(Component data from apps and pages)
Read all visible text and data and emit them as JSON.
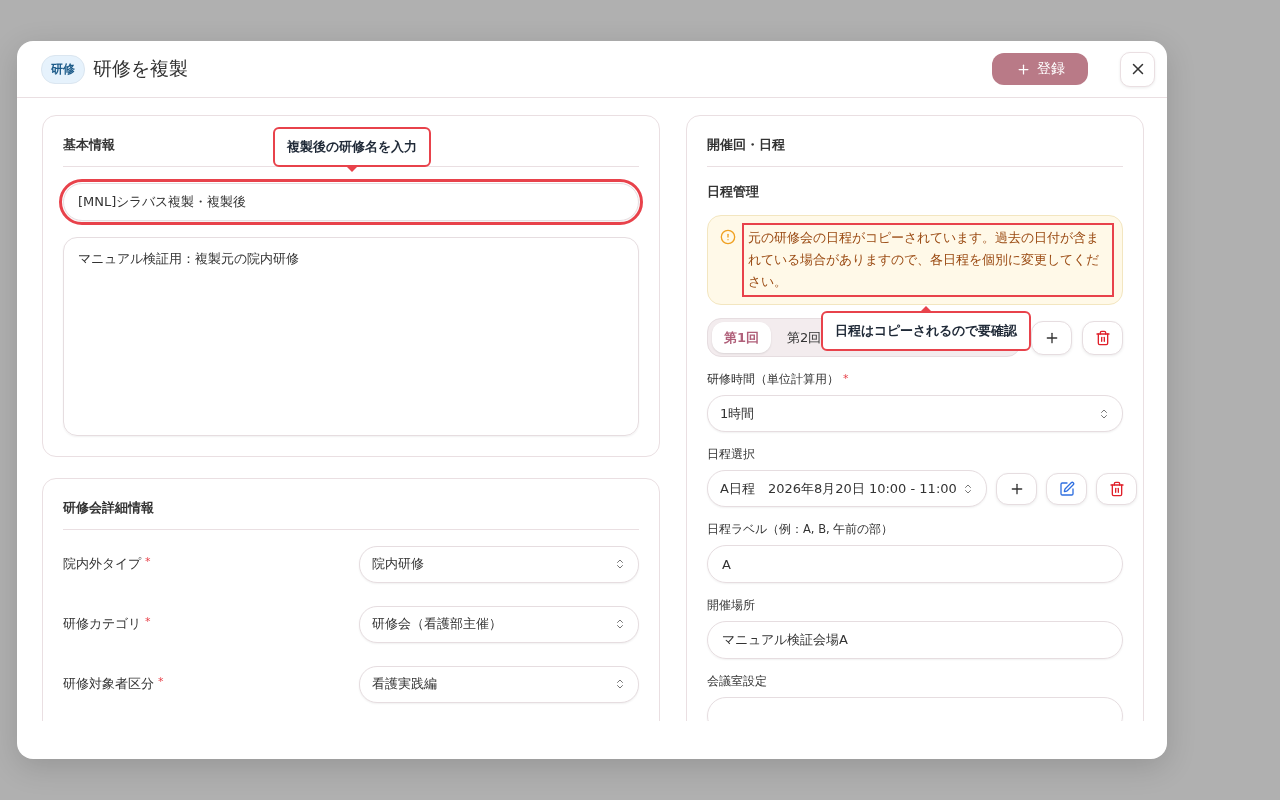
{
  "dialog": {
    "badge": "研修",
    "title": "研修を複製",
    "primary_button": "登録"
  },
  "basic_info": {
    "heading": "基本情報",
    "callout": "複製後の研修名を入力",
    "name_field": {
      "value": "[MNL]シラバス複製・複製後",
      "highlighted": true
    },
    "description_field": {
      "value": "マニュアル検証用：複製元の院内研修"
    }
  },
  "details": {
    "heading": "研修会詳細情報",
    "fields": [
      {
        "label": "院内外タイプ",
        "required_mark": "*",
        "value": "院内研修"
      },
      {
        "label": "研修カテゴリ",
        "required_mark": "*",
        "value": "研修会（看護部主催）"
      },
      {
        "label": "研修対象者区分",
        "required_mark": "*",
        "value": "看護実践編"
      }
    ]
  },
  "schedule": {
    "heading": "開催回・日程",
    "subheading": "日程管理",
    "warning": {
      "text": "元の研修会の日程がコピーされています。過去の日付が含まれている場合がありますので、各日程を個別に変更してください。",
      "highlighted": true
    },
    "callout": "日程はコピーされるので要確認",
    "sessions": [
      {
        "label": "第1回",
        "selected": true
      },
      {
        "label": "第2回",
        "selected": false
      }
    ],
    "fields": [
      {
        "kind": "select",
        "label": "研修時間（単位計算用）",
        "required_mark": "*",
        "value": "1時間"
      },
      {
        "kind": "schedule",
        "label": "日程選択",
        "value": "A日程　2026年8月20日 10:00 - 11:00"
      },
      {
        "kind": "input",
        "label": "日程ラベル（例：A, B, 午前の部）",
        "value": "A"
      },
      {
        "kind": "input",
        "label": "開催場所",
        "value": "マニュアル検証会場A"
      },
      {
        "kind": "input",
        "label": "会議室設定"
      }
    ]
  }
}
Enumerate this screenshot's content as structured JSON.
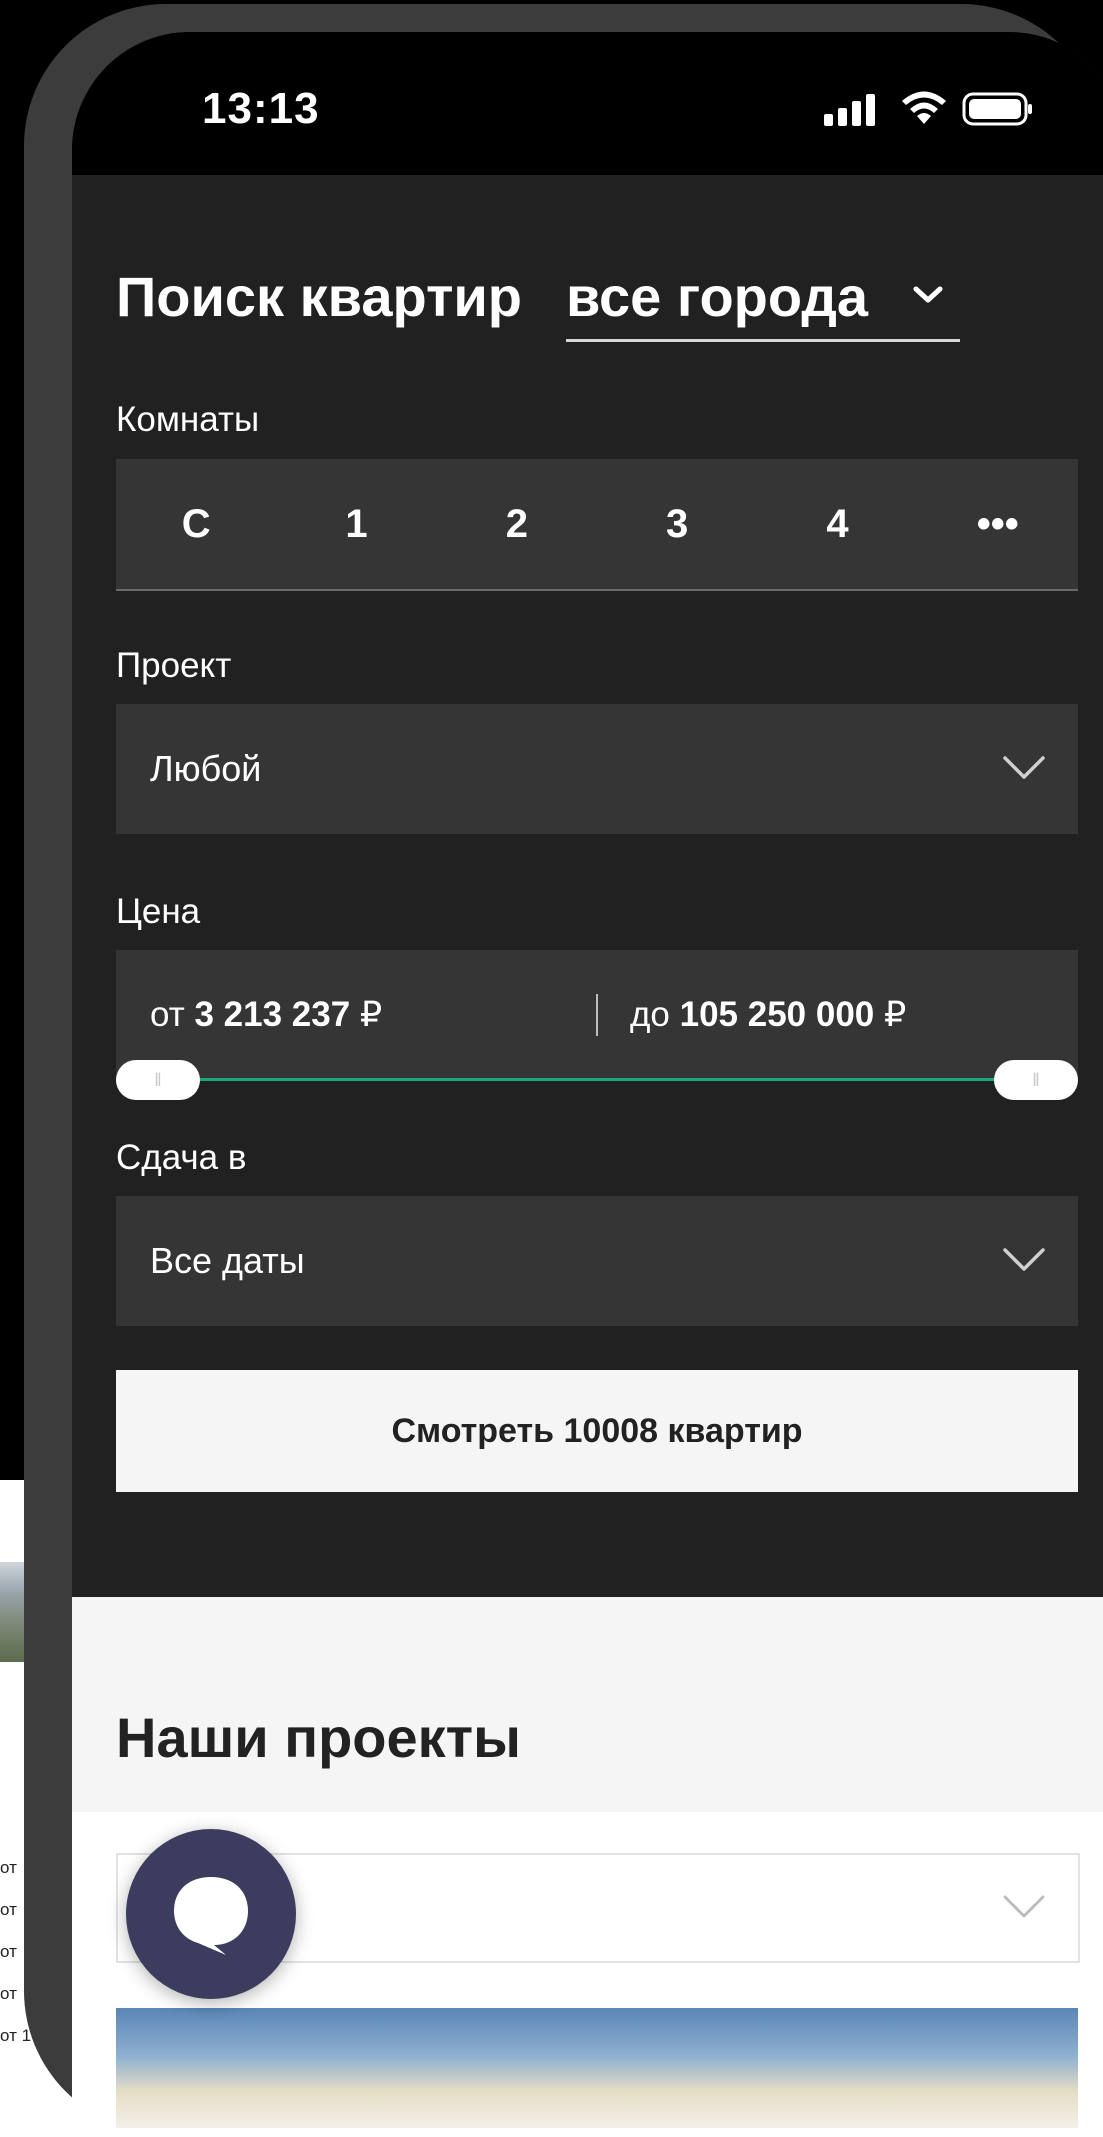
{
  "status_bar": {
    "time": "13:13"
  },
  "search": {
    "title": "Поиск квартир",
    "city": "все города",
    "rooms": {
      "label": "Комнаты",
      "options": [
        "С",
        "1",
        "2",
        "3",
        "4",
        "•••"
      ]
    },
    "project": {
      "label": "Проект",
      "value": "Любой"
    },
    "price": {
      "label": "Цена",
      "from_prefix": "от",
      "from_value": "3 213 237",
      "to_prefix": "до",
      "to_value": "105 250 000",
      "currency": "₽",
      "range_fraction": [
        0.0,
        1.0
      ]
    },
    "delivery": {
      "label": "Сдача в",
      "value": "Все даты"
    },
    "show_button": "Смотреть 10008 квартир"
  },
  "projects": {
    "title": "Наши проекты"
  },
  "background_side_labels": [
    "от",
    "от",
    "от",
    "от",
    "от 1"
  ],
  "colors": {
    "accent": "#19a77d",
    "panel": "#212121",
    "field": "#353535",
    "chat": "#3c3c5e"
  }
}
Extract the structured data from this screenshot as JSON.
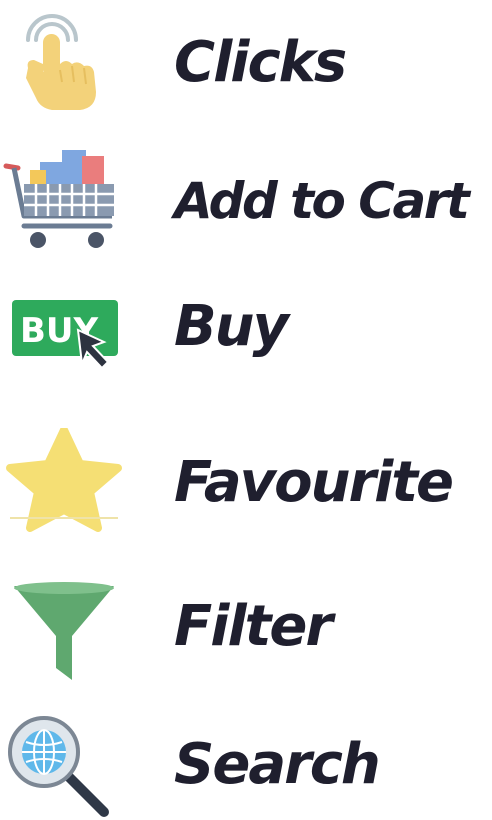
{
  "items": [
    {
      "label": "Clicks",
      "icon": "pointing-hand-click-icon"
    },
    {
      "label": "Add to Cart",
      "icon": "shopping-cart-icon"
    },
    {
      "label": "Buy",
      "icon": "buy-button-icon"
    },
    {
      "label": "Favourite",
      "icon": "star-icon"
    },
    {
      "label": "Filter",
      "icon": "funnel-icon"
    },
    {
      "label": "Search",
      "icon": "globe-magnifier-icon"
    }
  ],
  "colors": {
    "text": "#1f1f2e",
    "hand": "#f3d27a",
    "cart_body": "#6b7c93",
    "buy_green": "#2eaa5c",
    "star": "#f5df74",
    "funnel": "#5fa86f",
    "search_globe": "#5fb8ea"
  }
}
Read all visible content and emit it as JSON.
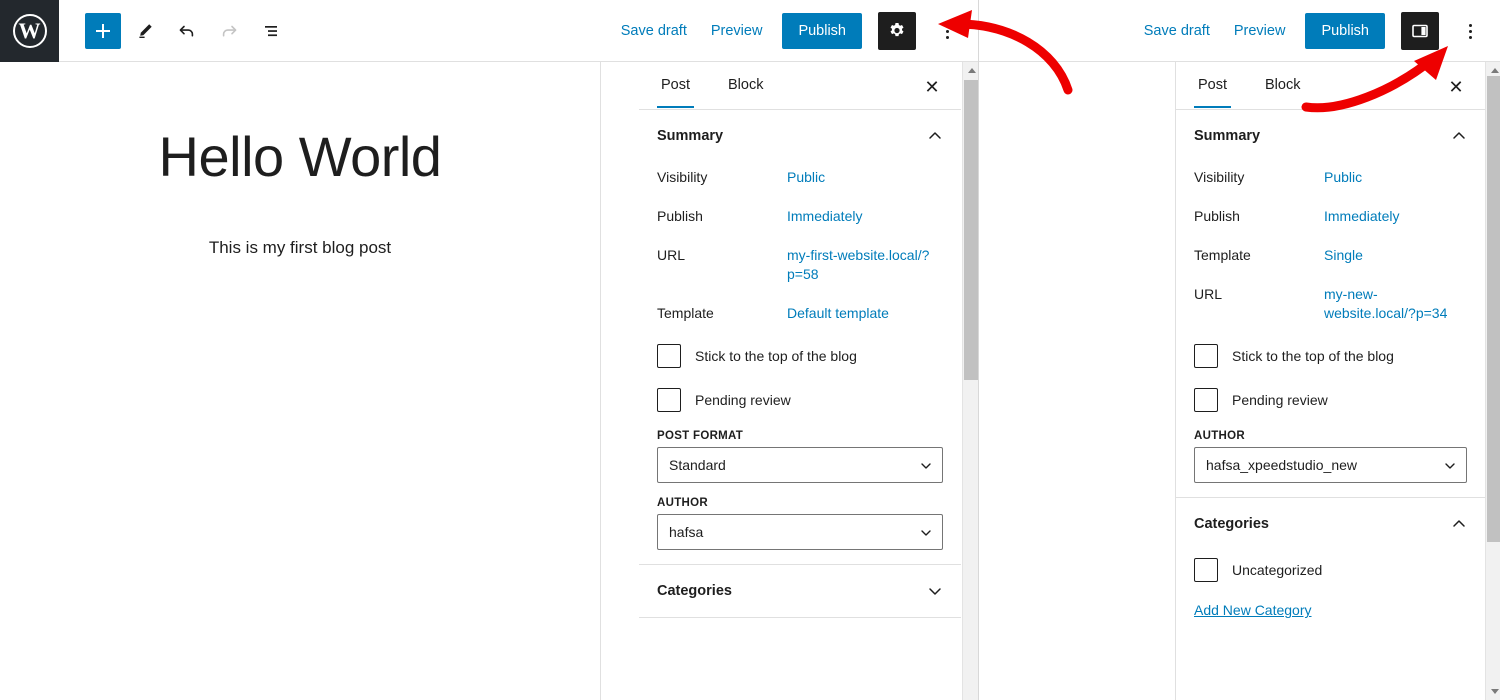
{
  "colors": {
    "accent": "#007cba",
    "dark": "#1e1e1e",
    "wp_bar": "#23282d",
    "border": "#e0e0e0",
    "annotation": "#ee0000"
  },
  "editor": {
    "logo_alt": "W",
    "toolbar": {
      "add_block": "+",
      "icons": [
        "add-block-icon",
        "edit-pencil-icon",
        "undo-icon",
        "redo-icon",
        "list-view-icon"
      ]
    },
    "post": {
      "title": "Hello World",
      "body": "This is my first blog post"
    }
  },
  "left_capture": {
    "topbar": {
      "save_draft": "Save draft",
      "preview": "Preview",
      "publish": "Publish",
      "settings_icon": "gear-icon",
      "more_icon": "kebab-menu-icon"
    },
    "sidebar": {
      "tabs": [
        {
          "label": "Post",
          "active": true
        },
        {
          "label": "Block",
          "active": false
        }
      ],
      "close_label": "✕",
      "summary": {
        "title": "Summary",
        "expanded": true,
        "rows": [
          {
            "key": "Visibility",
            "value": "Public"
          },
          {
            "key": "Publish",
            "value": "Immediately"
          },
          {
            "key": "URL",
            "value": "my-first-website.local/?p=58"
          },
          {
            "key": "Template",
            "value": "Default template"
          }
        ],
        "checkboxes": [
          {
            "label": "Stick to the top of the blog",
            "checked": false
          },
          {
            "label": "Pending review",
            "checked": false
          }
        ],
        "fields": [
          {
            "label": "POST FORMAT",
            "value": "Standard"
          },
          {
            "label": "AUTHOR",
            "value": "hafsa"
          }
        ]
      },
      "categories": {
        "title": "Categories",
        "expanded": false
      }
    }
  },
  "right_capture": {
    "topbar": {
      "save_draft": "Save draft",
      "preview": "Preview",
      "publish": "Publish",
      "settings_icon": "sidebar-panel-icon",
      "more_icon": "kebab-menu-icon"
    },
    "sidebar": {
      "tabs": [
        {
          "label": "Post",
          "active": true
        },
        {
          "label": "Block",
          "active": false
        }
      ],
      "close_label": "✕",
      "summary": {
        "title": "Summary",
        "expanded": true,
        "rows": [
          {
            "key": "Visibility",
            "value": "Public"
          },
          {
            "key": "Publish",
            "value": "Immediately"
          },
          {
            "key": "Template",
            "value": "Single"
          },
          {
            "key": "URL",
            "value": "my-new-website.local/?p=34"
          }
        ],
        "checkboxes": [
          {
            "label": "Stick to the top of the blog",
            "checked": false
          },
          {
            "label": "Pending review",
            "checked": false
          }
        ],
        "fields": [
          {
            "label": "AUTHOR",
            "value": "hafsa_xpeedstudio_new"
          }
        ]
      },
      "categories": {
        "title": "Categories",
        "expanded": true,
        "items": [
          {
            "label": "Uncategorized",
            "checked": false
          }
        ],
        "add_new": "Add New Category"
      }
    }
  },
  "annotations": [
    {
      "name": "arrow-to-settings-gear",
      "target": "gear-icon"
    },
    {
      "name": "arrow-to-sidebar-toggle",
      "target": "sidebar-panel-icon"
    }
  ]
}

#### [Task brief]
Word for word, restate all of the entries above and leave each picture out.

#### [Solution below]
Read all visible text and data and emit them as JSON.
{
  "dialog": {
    "badge": "研修",
    "title": "研修を複製",
    "primary_button": "登録"
  },
  "basic_info": {
    "heading": "基本情報",
    "callout": "複製後の研修名を入力",
    "name_field": {
      "value": "[MNL]シラバス複製・複製後",
      "highlighted": true
    },
    "description_field": {
      "value": "マニュアル検証用：複製元の院内研修"
    }
  },
  "details": {
    "heading": "研修会詳細情報",
    "fields": [
      {
        "label": "院内外タイプ",
        "required_mark": "*",
        "value": "院内研修"
      },
      {
        "label": "研修カテゴリ",
        "required_mark": "*",
        "value": "研修会（看護部主催）"
      },
      {
        "label": "研修対象者区分",
        "required_mark": "*",
        "value": "看護実践編"
      }
    ]
  },
  "schedule": {
    "heading": "開催回・日程",
    "subheading": "日程管理",
    "warning": {
      "text": "元の研修会の日程がコピーされています。過去の日付が含まれている場合がありますので、各日程を個別に変更してください。",
      "highlighted": true
    },
    "callout": "日程はコピーされるので要確認",
    "sessions": [
      {
        "label": "第1回",
        "selected": true
      },
      {
        "label": "第2回",
        "selected": false
      }
    ],
    "fields": [
      {
        "kind": "select",
        "label": "研修時間（単位計算用）",
        "required_mark": "*",
        "value": "1時間"
      },
      {
        "kind": "schedule",
        "label": "日程選択",
        "value": "A日程　2026年8月20日 10:00 - 11:00"
      },
      {
        "kind": "input",
        "label": "日程ラベル（例：A, B, 午前の部）",
        "value": "A"
      },
      {
        "kind": "input",
        "label": "開催場所",
        "value": "マニュアル検証会場A"
      },
      {
        "kind": "input",
        "label": "会議室設定"
      }
    ]
  }
}
Enumerate this screenshot's content as structured JSON.
{
  "status_bar": {
    "time": "13:13"
  },
  "search": {
    "title": "Поиск квартир",
    "city": "все города",
    "rooms": {
      "label": "Комнаты",
      "options": [
        "С",
        "1",
        "2",
        "3",
        "4",
        "•••"
      ]
    },
    "project": {
      "label": "Проект",
      "value": "Любой"
    },
    "price": {
      "label": "Цена",
      "from_prefix": "от",
      "from_value": "3 213 237",
      "to_prefix": "до",
      "to_value": "105 250 000",
      "currency": "₽",
      "range_fraction": [
        0.0,
        1.0
      ]
    },
    "delivery": {
      "label": "Сдача в",
      "value": "Все даты"
    },
    "show_button": "Смотреть 10008 квартир"
  },
  "projects": {
    "title": "Наши проекты"
  },
  "background_side_labels": [
    "от",
    "от",
    "от",
    "от",
    "от 1"
  ],
  "colors": {
    "accent": "#19a77d",
    "panel": "#212121",
    "field": "#353535",
    "chat": "#3c3c5e"
  }
}
Extract the structured data from this screenshot as JSON.
{
  "items": [
    {
      "label": "Clicks",
      "icon": "pointing-hand-click-icon"
    },
    {
      "label": "Add to Cart",
      "icon": "shopping-cart-icon"
    },
    {
      "label": "Buy",
      "icon": "buy-button-icon"
    },
    {
      "label": "Favourite",
      "icon": "star-icon"
    },
    {
      "label": "Filter",
      "icon": "funnel-icon"
    },
    {
      "label": "Search",
      "icon": "globe-magnifier-icon"
    }
  ],
  "colors": {
    "text": "#1f1f2e",
    "hand": "#f3d27a",
    "cart_body": "#6b7c93",
    "buy_green": "#2eaa5c",
    "star": "#f5df74",
    "funnel": "#5fa86f",
    "search_globe": "#5fb8ea"
  }
}
Read all visible content and emit it as JSON.
{
  "colors": {
    "accent": "#007cba",
    "dark": "#1e1e1e",
    "wp_bar": "#23282d",
    "border": "#e0e0e0",
    "annotation": "#ee0000"
  },
  "editor": {
    "logo_alt": "W",
    "toolbar": {
      "add_block": "+",
      "icons": [
        "add-block-icon",
        "edit-pencil-icon",
        "undo-icon",
        "redo-icon",
        "list-view-icon"
      ]
    },
    "post": {
      "title": "Hello World",
      "body": "This is my first blog post"
    }
  },
  "left_capture": {
    "topbar": {
      "save_draft": "Save draft",
      "preview": "Preview",
      "publish": "Publish",
      "settings_icon": "gear-icon",
      "more_icon": "kebab-menu-icon"
    },
    "sidebar": {
      "tabs": [
        {
          "label": "Post",
          "active": true
        },
        {
          "label": "Block",
          "active": false
        }
      ],
      "close_label": "✕",
      "summary": {
        "title": "Summary",
        "expanded": true,
        "rows": [
          {
            "key": "Visibility",
            "value": "Public"
          },
          {
            "key": "Publish",
            "value": "Immediately"
          },
          {
            "key": "URL",
            "value": "my-first-website.local/?p=58"
          },
          {
            "key": "Template",
            "value": "Default template"
          }
        ],
        "checkboxes": [
          {
            "label": "Stick to the top of the blog",
            "checked": false
          },
          {
            "label": "Pending review",
            "checked": false
          }
        ],
        "fields": [
          {
            "label": "POST FORMAT",
            "value": "Standard"
          },
          {
            "label": "AUTHOR",
            "value": "hafsa"
          }
        ]
      },
      "categories": {
        "title": "Categories",
        "expanded": false
      }
    }
  },
  "right_capture": {
    "topbar": {
      "save_draft": "Save draft",
      "preview": "Preview",
      "publish": "Publish",
      "settings_icon": "sidebar-panel-icon",
      "more_icon": "kebab-menu-icon"
    },
    "sidebar": {
      "tabs": [
        {
          "label": "Post",
          "active": true
        },
        {
          "label": "Block",
          "active": false
        }
      ],
      "close_label": "✕",
      "summary": {
        "title": "Summary",
        "expanded": true,
        "rows": [
          {
            "key": "Visibility",
            "value": "Public"
          },
          {
            "key": "Publish",
            "value": "Immediately"
          },
          {
            "key": "Template",
            "value": "Single"
          },
          {
            "key": "URL",
            "value": "my-new-website.local/?p=34"
          }
        ],
        "checkboxes": [
          {
            "label": "Stick to the top of the blog",
            "checked": false
          },
          {
            "label": "Pending review",
            "checked": false
          }
        ],
        "fields": [
          {
            "label": "AUTHOR",
            "value": "hafsa_xpeedstudio_new"
          }
        ]
      },
      "categories": {
        "title": "Categories",
        "expanded": true,
        "items": [
          {
            "label": "Uncategorized",
            "checked": false
          }
        ],
        "add_new": "Add New Category"
      }
    }
  },
  "annotations": [
    {
      "name": "arrow-to-settings-gear",
      "target": "gear-icon"
    },
    {
      "name": "arrow-to-sidebar-toggle",
      "target": "sidebar-panel-icon"
    }
  ]
}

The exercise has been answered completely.